Using the basic idea that infections that are related to each other are more similar genetically than infections that are distantly related, the differences between the genome sequences of different infections can be compared to reconstruct an evolutionary history that shows the relationships between all the samples. This evolutionary history is a tree, like a family tree, but for viruses. The technical term for the tree is a phylogeny, hence the name phylogenetics. Two individuals that were infected in the same cluster will have viruses with very similar or identical genomes and will appear clustered closely together on the tree. This information can be crucial in verifying whether two infections came from the same source, thereby supporting more traditional epidemiological approaches (such as contact tracing).
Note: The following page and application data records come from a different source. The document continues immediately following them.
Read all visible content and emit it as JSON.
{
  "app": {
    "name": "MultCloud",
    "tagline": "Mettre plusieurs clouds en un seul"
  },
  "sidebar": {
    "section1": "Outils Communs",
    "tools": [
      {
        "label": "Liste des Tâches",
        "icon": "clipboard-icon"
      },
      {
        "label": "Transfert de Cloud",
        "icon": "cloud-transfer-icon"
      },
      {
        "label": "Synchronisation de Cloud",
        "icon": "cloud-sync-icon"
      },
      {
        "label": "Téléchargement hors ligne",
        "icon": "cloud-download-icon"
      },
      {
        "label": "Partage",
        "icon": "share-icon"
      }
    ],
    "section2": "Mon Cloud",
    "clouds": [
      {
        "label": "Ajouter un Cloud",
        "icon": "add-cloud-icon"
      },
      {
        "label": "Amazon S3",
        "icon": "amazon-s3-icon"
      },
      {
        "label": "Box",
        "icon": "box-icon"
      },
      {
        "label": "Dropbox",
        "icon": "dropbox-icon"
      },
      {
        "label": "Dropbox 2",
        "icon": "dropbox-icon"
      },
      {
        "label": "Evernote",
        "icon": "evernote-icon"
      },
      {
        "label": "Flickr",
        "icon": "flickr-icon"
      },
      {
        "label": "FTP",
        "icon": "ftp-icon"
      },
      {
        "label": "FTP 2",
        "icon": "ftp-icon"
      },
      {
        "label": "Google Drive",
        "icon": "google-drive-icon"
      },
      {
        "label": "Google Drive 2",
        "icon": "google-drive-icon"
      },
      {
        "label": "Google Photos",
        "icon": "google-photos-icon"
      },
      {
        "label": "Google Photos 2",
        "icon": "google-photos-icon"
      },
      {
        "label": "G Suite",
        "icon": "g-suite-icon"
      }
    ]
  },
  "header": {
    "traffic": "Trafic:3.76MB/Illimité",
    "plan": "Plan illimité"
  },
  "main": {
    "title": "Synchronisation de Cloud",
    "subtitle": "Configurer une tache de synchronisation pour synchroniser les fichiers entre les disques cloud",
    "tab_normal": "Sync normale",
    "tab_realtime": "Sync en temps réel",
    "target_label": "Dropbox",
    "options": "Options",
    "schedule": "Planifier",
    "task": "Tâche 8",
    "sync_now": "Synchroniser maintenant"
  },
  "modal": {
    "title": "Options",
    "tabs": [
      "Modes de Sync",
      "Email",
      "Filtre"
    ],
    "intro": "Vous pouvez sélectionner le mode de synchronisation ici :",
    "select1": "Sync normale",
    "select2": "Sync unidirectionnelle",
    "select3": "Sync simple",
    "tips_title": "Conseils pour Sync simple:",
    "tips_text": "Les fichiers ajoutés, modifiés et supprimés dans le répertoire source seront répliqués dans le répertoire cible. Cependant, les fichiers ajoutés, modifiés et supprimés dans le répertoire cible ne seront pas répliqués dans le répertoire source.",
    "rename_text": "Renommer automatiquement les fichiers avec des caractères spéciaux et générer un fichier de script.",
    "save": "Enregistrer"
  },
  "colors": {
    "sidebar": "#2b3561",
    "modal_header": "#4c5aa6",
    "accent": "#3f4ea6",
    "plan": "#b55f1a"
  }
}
Learning from the virus family tree
By studying where the genetic samples obtained in New Zealand fall in a tree that also includes samples taken from around the world, we can answer many questions. We can determine how many introductions of the disease occurred and from where. We can see how many independent clusters exist within New Zealand, and provide potential source information for cases where contact tracing has failed to determine the source.
Phylogenetic models also offer an alternative route to estimating the total number of infections in an epidemic. The key insight here is that a large number of infections will contain more genetic diversity than a small number of infections. So if we find sampled infections in a region that are all quite genetically distinct from each other, we deduce that there is a large number of undetected infections in that region (so long as multiple introductions can be ruled out by aforementioned approach). This feeds into questions like what proportion of the total number of infections are being detected as confirmed cases.
Increasingly, researchers working in this area are moving towards combining mathematical and phylogenetic approaches. Since genetic diversity in the virus and the number of cases are related, estimates of the genetic diversity through time that can be obtained from the phylogenetic models lead to estimates of the number of cases through time which is what the mathematical models are designed to handle. Using these models together, with common parameters and using as much data as possible at once leads to more robust estimates and a fuller understanding of the epidemic.
Professor Alexei Drummond is Director of the Centre for Computational Biology at the University of Auckland. Dr David Welch is a Senior Lecturer in the School of Computer Science at the University of Auckland. Both are currently involved in the National Crisis Management Centre response to the New Zealand Covid-19 epidemic.